Liverpool might not have been at their best against Sheffield United, but Divock Origi showed at least one moment of magic to remind us these are very different times indeed.
This time last year, we wouldn’t have anticipated the Belgian forward having the sort of game he enjoyed against Sheffield United. In fact, we wouldn’t have expected him to have a game at all.
Origi was still waiting for his first appearance of the season in late September, and would continue waiting for another two months. Now, though, he’s a bigger part of the Reds’ squad than anyone, not least himself, could have possibly imagined.
There was plenty of excitement around Origi’s signing in 2014, following some impressive displays at that year’s World Cup, but there was a general consensus that his loan move to Wolfsburg in 2017 would lead to an eventual permanent switch away from Anfield – especially when Mohamed Salah, Sadio Mané and Roberto Firmino contributed a combined 91 goals in his absence.
Certainly, no one could have expected him to not just return but return with a slew of massive goals.

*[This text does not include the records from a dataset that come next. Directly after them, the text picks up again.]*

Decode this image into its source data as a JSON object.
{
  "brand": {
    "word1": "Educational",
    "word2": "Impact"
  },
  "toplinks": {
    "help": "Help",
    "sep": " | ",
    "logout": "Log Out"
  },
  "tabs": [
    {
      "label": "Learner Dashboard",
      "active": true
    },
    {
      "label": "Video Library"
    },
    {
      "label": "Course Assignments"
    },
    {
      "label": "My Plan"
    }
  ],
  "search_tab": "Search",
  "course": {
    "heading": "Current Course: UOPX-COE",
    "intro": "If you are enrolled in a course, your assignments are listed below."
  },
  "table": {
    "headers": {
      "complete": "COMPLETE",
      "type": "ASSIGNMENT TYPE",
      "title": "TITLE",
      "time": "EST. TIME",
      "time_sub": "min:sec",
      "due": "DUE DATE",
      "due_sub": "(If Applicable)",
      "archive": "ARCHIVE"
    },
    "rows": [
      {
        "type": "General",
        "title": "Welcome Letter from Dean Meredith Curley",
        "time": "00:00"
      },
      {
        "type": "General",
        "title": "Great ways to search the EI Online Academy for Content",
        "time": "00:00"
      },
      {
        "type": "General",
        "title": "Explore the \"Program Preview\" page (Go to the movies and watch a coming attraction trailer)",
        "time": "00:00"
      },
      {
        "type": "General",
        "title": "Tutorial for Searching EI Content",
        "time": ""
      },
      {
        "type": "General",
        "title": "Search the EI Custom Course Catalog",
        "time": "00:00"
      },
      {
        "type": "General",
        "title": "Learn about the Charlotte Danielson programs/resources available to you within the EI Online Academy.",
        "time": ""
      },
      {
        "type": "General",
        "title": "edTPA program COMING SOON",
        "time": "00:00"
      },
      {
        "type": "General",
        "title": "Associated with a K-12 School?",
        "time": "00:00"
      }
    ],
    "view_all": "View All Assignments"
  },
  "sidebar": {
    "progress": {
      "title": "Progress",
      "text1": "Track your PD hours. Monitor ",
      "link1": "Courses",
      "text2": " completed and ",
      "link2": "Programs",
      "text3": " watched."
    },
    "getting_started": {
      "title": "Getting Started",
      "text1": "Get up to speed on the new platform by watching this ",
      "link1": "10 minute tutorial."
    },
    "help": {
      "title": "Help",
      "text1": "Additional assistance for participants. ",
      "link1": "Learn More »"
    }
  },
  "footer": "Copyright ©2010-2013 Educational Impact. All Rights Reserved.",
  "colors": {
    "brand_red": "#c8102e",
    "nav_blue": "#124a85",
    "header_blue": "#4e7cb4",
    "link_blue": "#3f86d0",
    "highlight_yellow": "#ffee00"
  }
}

His seven last season included league winners against Everton and Newcastle, a clincher in the Champions League final, and – of course – the double against Barcelona that got Jürgen Klopp’s men to that final in Madrid. Is it any wonder, then, that he had the confidence to do this against the Blades?

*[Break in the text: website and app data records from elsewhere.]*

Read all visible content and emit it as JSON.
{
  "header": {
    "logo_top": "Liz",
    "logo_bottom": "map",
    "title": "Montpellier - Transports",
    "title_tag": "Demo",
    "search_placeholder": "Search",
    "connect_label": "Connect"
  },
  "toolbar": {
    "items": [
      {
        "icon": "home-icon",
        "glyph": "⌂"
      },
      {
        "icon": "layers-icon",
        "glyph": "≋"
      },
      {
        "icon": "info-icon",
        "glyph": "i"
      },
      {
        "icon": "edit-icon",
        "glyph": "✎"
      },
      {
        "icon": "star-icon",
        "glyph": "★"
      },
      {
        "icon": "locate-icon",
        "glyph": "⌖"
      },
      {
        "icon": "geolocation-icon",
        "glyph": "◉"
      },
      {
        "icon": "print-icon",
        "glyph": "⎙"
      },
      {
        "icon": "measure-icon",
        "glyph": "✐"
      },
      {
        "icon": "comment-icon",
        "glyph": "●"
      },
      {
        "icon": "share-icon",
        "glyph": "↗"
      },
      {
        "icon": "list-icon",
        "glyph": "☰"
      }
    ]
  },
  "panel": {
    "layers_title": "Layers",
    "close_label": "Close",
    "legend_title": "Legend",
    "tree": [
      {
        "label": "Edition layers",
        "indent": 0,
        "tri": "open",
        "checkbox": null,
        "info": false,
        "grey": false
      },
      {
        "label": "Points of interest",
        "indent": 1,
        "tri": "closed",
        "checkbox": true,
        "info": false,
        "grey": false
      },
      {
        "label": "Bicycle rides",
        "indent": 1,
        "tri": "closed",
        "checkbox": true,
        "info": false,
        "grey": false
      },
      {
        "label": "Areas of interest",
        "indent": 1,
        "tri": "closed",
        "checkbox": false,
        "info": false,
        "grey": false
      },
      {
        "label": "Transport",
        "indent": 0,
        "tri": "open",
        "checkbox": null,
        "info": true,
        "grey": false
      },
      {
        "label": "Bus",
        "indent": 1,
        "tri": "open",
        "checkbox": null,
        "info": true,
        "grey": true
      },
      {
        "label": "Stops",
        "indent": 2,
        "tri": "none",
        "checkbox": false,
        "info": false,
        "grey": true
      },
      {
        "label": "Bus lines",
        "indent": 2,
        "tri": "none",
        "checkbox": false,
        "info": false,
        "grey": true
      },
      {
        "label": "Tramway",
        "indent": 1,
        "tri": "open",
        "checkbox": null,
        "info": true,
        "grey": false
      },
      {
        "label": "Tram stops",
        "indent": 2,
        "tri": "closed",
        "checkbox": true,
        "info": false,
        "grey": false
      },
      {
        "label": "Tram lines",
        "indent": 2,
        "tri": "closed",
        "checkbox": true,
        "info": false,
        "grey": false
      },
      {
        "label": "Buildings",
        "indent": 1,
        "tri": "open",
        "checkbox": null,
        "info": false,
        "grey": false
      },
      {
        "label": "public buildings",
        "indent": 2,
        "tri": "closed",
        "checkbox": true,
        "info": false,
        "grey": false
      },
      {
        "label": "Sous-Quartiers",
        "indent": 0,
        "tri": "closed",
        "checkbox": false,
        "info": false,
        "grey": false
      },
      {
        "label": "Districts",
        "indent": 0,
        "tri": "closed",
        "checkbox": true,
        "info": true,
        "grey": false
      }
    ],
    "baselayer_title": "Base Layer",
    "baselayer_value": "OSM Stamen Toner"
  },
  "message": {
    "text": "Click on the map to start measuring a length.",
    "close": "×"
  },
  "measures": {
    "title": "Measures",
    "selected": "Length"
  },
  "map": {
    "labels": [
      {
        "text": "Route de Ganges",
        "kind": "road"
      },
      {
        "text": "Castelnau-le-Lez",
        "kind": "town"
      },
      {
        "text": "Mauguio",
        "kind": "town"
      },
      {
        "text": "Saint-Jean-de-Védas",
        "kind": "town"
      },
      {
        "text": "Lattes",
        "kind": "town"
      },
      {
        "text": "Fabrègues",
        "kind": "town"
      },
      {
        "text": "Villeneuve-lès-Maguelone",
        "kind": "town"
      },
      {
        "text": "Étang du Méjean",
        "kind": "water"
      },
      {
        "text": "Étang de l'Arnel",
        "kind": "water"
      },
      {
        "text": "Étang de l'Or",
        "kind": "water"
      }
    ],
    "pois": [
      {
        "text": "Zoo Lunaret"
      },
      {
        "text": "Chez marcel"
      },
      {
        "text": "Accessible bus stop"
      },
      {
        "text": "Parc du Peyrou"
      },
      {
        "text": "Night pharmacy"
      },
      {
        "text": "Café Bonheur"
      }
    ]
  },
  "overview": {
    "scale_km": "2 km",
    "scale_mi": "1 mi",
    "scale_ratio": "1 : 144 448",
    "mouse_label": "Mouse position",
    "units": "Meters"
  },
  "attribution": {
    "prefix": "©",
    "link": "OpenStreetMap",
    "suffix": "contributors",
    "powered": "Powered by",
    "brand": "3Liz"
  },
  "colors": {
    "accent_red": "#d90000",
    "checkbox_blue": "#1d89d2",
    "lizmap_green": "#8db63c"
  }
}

George Baldock, facing up to Origi in the right-back position, must feel in relative control. Origi has been forced wide, while there are defenders behind him and midfielders returning to cover on the off-chance the Belgian opts to cut inside.
It seems to be working, too. Shorn of any chance to bring the ball in from the wing. Okay, George, time to use your training. Remember all those sprint drills you did; this is your time to use them – time to get the afterburners on and track him down the line.
Wait, where’s he gone?
Cynics might look at trivial matters like Origi’s tame shot which failed to trouble Dean Henderson in the Sheffield United net. Sure, it was a lazy effort, dragged wide when a moment of calm would have surely produced better results.
However, Origi’s most famous moment in a red shirt, against the might of Barcelona, came when he put the concept of thinking ahead to one side and just let instinct take hold – can we really blame him for refusing to abandon that approach?
That’s not to say the flip-flap is entirely born of instinct, of course. Rather, it’s a move that requires years of practice, practice which probably isn’t nearly proportionate to what a player stands to gain from being able to pull it off.
At least, that’s true if the objective of a player is purely to beat his man one-on-one a couple of extra times every season and – if we’re being honest – likely lose a ball he could have kept hold of on at least one other occasion.
However, if the target is simply leaving an opposition player roundly embarrassed on just one occasion, at the expense of more or less anything else within his arsenal, Origi absolutely has it down.
When you beat a player in the manner he beats Baldock, you aren’t just doing it once, you’re letting them know this sort of thing could be on the cards again at any given moment. It’s his little way of telling the Sheffield United defender not to get too comfortable, either today or on any other day.
Even as Baldock gives up despairingly, he must know he’s given up ground which will be impossible to fully claim back.
It’s the same thing we saw back in 2014, before the move to Anfield and the loan back to Lille, when Origi took on South Korea for Belgium. In case you were tempted to call his antics at Bramall Lane a fluke, here’s evidence he has done it before.
Divock Origi’s moment of skill won’t have registered too highly in most round-ups of Liverpool’s victory – that honour mostly went to Dean Henderson’s error for Gini Wijnaldum’s winner, or the range of ‘spirited display from a promoted side’ clichés applied to the remainder of a tricky 90 minutes for the visitors.
However, it would be wrong of us to overlook the moment for what it symbolises.
When Origi made his debut under Brendan Rodgers, he was still blessed with the confidence and upward mobility that comes with a World Cup bow (and goal) as a teenager.
By the time he left on loan in 2017, a failure to become the absolute main man had seemingly dented his confidence in a manner which could have been terminal for other players.
Now, though, even if he is no longer the focal point of Liverpool’s attack, he seems to have got his swagger back. And that can only be a good thing.
By Tom Victor